“Look,” Davenport begins with his team after the game, “there’s not a coach in the world that wouldn’t want to coach a group of guys like you. Not a coach at any level of basketball. High school to NBA to international. . . . That makes it more frustrating. When you don’t do what you’re taught, that’s our fault. If you gave a quiz to the class and everybody gets it wrong, that’s the teacher’s fault. But that being said, what happened the first half? That’s the film. We did not play 40 minutes of basketball. That’s the learning. And it’s veterans. Not make a play on the ball. Not draw a charge. Cough it up. It was veterans. What happened the first half? I’m asking? I want to know. Are you tired?”
The locker room is quiet. Players are down. Then Davenport asks them a question. “What’s the first thing I said to you guys when I came in here after the game?”
No one answers. He goes around the room, from player to player. Wrong answer, wrong answer. Only one, guard Dylan Penn, remembers – Davenport said that any coach would be happy to coach a group of players like them.

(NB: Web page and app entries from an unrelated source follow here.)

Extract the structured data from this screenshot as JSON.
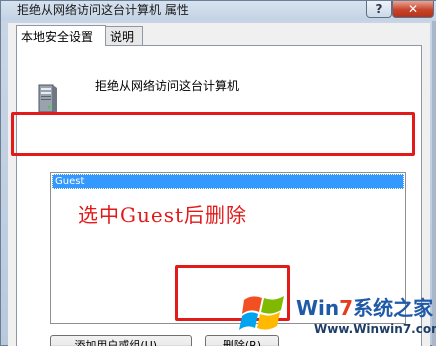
{
  "window": {
    "title": "拒绝从网络访问这台计算机 属性",
    "help_label": "?",
    "close_label": "✕"
  },
  "tabs": [
    {
      "label": "本地安全设置",
      "selected": true
    },
    {
      "label": "说明",
      "selected": false
    }
  ],
  "policy": {
    "icon": "server-computer-icon",
    "title": "拒绝从网络访问这台计算机"
  },
  "accounts": {
    "items": [
      {
        "label": "Guest",
        "selected": true
      }
    ]
  },
  "buttons": {
    "add_label": "添加用户或组(U)...",
    "remove_label": "删除(R)"
  },
  "annotation": {
    "text": "选中Guest后删除",
    "color": "#e31a1a"
  },
  "watermark": {
    "brand_prefix": "Win",
    "brand_seven": "7",
    "brand_suffix": "系统之家",
    "url": "Www.Winwin7.com"
  }
}
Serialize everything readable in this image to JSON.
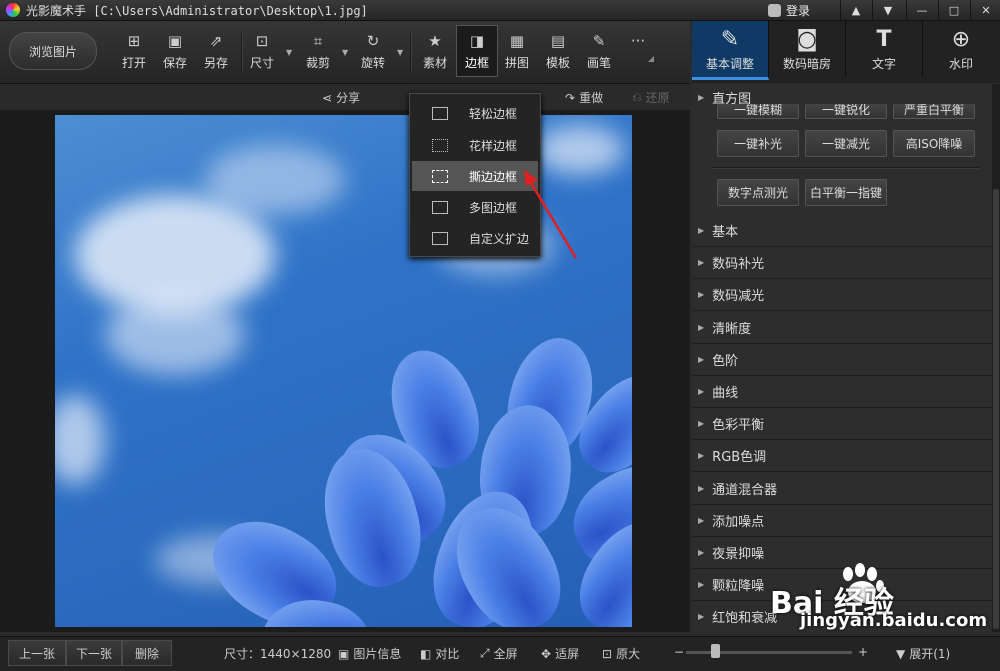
{
  "titlebar": {
    "app_name": "光影魔术手",
    "file_path": "[C:\\Users\\Administrator\\Desktop\\1.jpg]",
    "login_label": "登录"
  },
  "toolbar": {
    "browse_label": "浏览图片",
    "tools": [
      {
        "label": "打开",
        "icon": "open-icon"
      },
      {
        "label": "保存",
        "icon": "save-icon"
      },
      {
        "label": "另存",
        "icon": "save-as-icon"
      },
      {
        "label": "尺寸",
        "icon": "resize-icon"
      },
      {
        "label": "裁剪",
        "icon": "crop-icon"
      },
      {
        "label": "旋转",
        "icon": "rotate-icon"
      },
      {
        "label": "素材",
        "icon": "material-icon"
      },
      {
        "label": "边框",
        "icon": "border-icon"
      },
      {
        "label": "拼图",
        "icon": "collage-icon"
      },
      {
        "label": "模板",
        "icon": "template-icon"
      },
      {
        "label": "画笔",
        "icon": "brush-icon"
      }
    ],
    "more_label": "···"
  },
  "right_tabs": [
    {
      "label": "基本调整",
      "icon": "basic-adjust-icon"
    },
    {
      "label": "数码暗房",
      "icon": "darkroom-icon"
    },
    {
      "label": "文字",
      "icon": "text-icon"
    },
    {
      "label": "水印",
      "icon": "watermark-icon"
    }
  ],
  "subbar": {
    "share": "分享",
    "redo": "重做",
    "restore": "还原"
  },
  "border_menu": {
    "items": [
      "轻松边框",
      "花样边框",
      "撕边边框",
      "多图边框",
      "自定义扩边"
    ],
    "highlighted": "撕边边框"
  },
  "right_panel": {
    "histogram_label": "直方图",
    "partial_row": [
      "一键模糊",
      "一键锐化",
      "严重白平衡"
    ],
    "quick_row1": [
      "一键补光",
      "一键减光",
      "高ISO降噪"
    ],
    "quick_row2": [
      "数字点测光",
      "白平衡一指键"
    ],
    "sections": [
      "基本",
      "数码补光",
      "数码减光",
      "清晰度",
      "色阶",
      "曲线",
      "色彩平衡",
      "RGB色调",
      "通道混合器",
      "添加噪点",
      "夜景抑噪",
      "颗粒降噪",
      "红饱和衰减"
    ]
  },
  "statusbar": {
    "prev": "上一张",
    "next": "下一张",
    "delete": "删除",
    "size_label": "尺寸：1440×1280",
    "info": "图片信息",
    "compare": "对比",
    "fullscreen": "全屏",
    "fit": "适屏",
    "original": "原大",
    "expand": "展开(1)",
    "zoom_level": 0.15
  },
  "watermark": {
    "brand": "Bai 经验",
    "url": "jingyan.baidu.com"
  }
}
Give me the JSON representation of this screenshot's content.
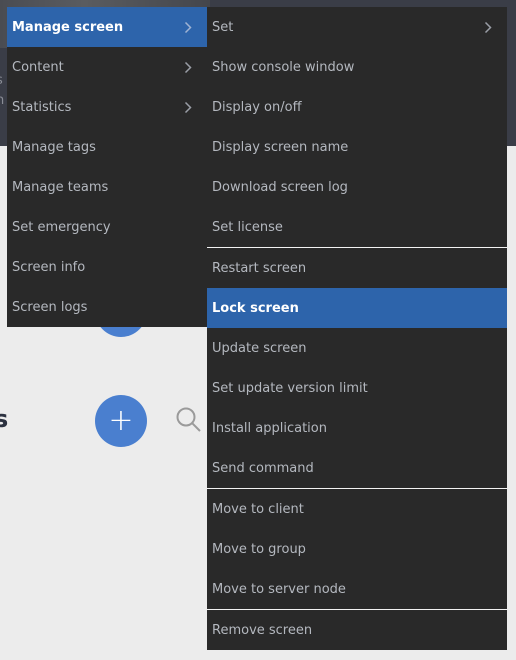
{
  "background": {
    "header_ghost_text": [
      "s x",
      "n"
    ],
    "title_fragment": "s",
    "add_button_label": "+",
    "colors": {
      "page_bg": "#ececec",
      "header_bg": "#3a3d47",
      "menu_bg": "#292929",
      "highlight": "#2d64ab",
      "fab": "#4a7fcf"
    }
  },
  "context_menu": {
    "items": [
      {
        "label": "Manage screen",
        "has_submenu": true,
        "active": true
      },
      {
        "label": "Content",
        "has_submenu": true,
        "active": false
      },
      {
        "label": "Statistics",
        "has_submenu": true,
        "active": false
      },
      {
        "label": "Manage tags",
        "has_submenu": false,
        "active": false
      },
      {
        "label": "Manage teams",
        "has_submenu": false,
        "active": false
      },
      {
        "label": "Set emergency",
        "has_submenu": false,
        "active": false
      },
      {
        "label": "Screen info",
        "has_submenu": false,
        "active": false
      },
      {
        "label": "Screen logs",
        "has_submenu": false,
        "active": false
      }
    ]
  },
  "submenu": {
    "groups": [
      [
        {
          "label": "Set",
          "has_submenu": true
        },
        {
          "label": "Show console window"
        },
        {
          "label": "Display on/off"
        },
        {
          "label": "Display screen name"
        },
        {
          "label": "Download screen log"
        },
        {
          "label": "Set license"
        }
      ],
      [
        {
          "label": "Restart screen"
        },
        {
          "label": "Lock screen",
          "active": true
        },
        {
          "label": "Update screen"
        },
        {
          "label": "Set update version limit"
        },
        {
          "label": "Install application"
        },
        {
          "label": "Send command"
        }
      ],
      [
        {
          "label": "Move to client"
        },
        {
          "label": "Move to group"
        },
        {
          "label": "Move to server node"
        }
      ],
      [
        {
          "label": "Remove screen"
        }
      ]
    ]
  }
}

“We should’ve won the game,” Davenport tells his players. “I don’t care what anybody says, we should’ve flat won the game. . . . That blows my mind that we have a team like this, and only one guy knew that I praised you when I started talking. One guy. That’s sad. That’s a really sad commentary. All we talked about before the game, I asked you why you came here, and we talked about being a giver, and listening and helping teammates. I asked you this morning before we started film. . . . And now we’ve got guys coming in here and can’t even listen, because they’re worried about themselves. This was a lost day, a total lost day, that not but one guy thought enough to listen. . . . I am really disappointed. But, to be honest with you, that’s how you played. . . . Well, it starts now. This part of the season is over. We’re playing two regional games right out of the box. We’ll see if we get better. You guys have anything to say? You can’t just talk when it’s good. Ben you got anything? Alex?”
Alex Cook jumps in: “I already told them, we don’t like this feeling, we’ve got to get better this week, and we’ve got one Friday that counts.”
Davenport says, “That’s great, but how are you going to do that, but how? I admire that, but how are you going to do that?”
Cook: “Work our butts off in practice.”
Davenport: “You know what I’m going to say. Show me, don’t tell me. . . . Practice is going to be different Monday, you can’t write that down. Trust me. That’s not punishment, it’s to make you better. Not that anybody is listening to what I’m saying. We’ve now played two games in a row and had one guy called for a foul blocking out (for a rebound). . . . I’m serious, I’m disappointed. I’m disappointed because you didn’t do something as simple as listen. So let me repeat it – there’s not a coach anywhere in this world who wouldn’t want to coach as good a group of guys as you. I mean it. And it rips my heart out when you cheat yourself, and that’s what you did the past two games. They’re all controllable, fixable things. All right, bring it up.”
The bus pulls out of South Bend at 9:30 p.m. Trainers hand out pre-ordered pizzas to players. From his seat, Davenport studies the stat sheet. He huddles with his son and Braden, talking about personnel, and potential moves. The bus rolled back into the Knights Hall parking lot at about 2:15 a.m.
There are those who might hear or read his comments to the team and consider them harsh, given that Bellarmine is a small D-2 school taking on Power 5 opponents. They’re not looking at it the way Davenport does. He sees those games as opportunities. He sees how tight they were at the end and knows how close his team was, even without playing its best.
More than anything, he knows, he can’t allow losing to become acceptable, no matter who the opponent is. He can’t let it be comfortable, not if he wants his team to use it the right way.
On Thursday night, Davenport said, “We had a great week of practice.”
On Friday night at 8 in Knights Hall, the season begins, and from here on, the games count.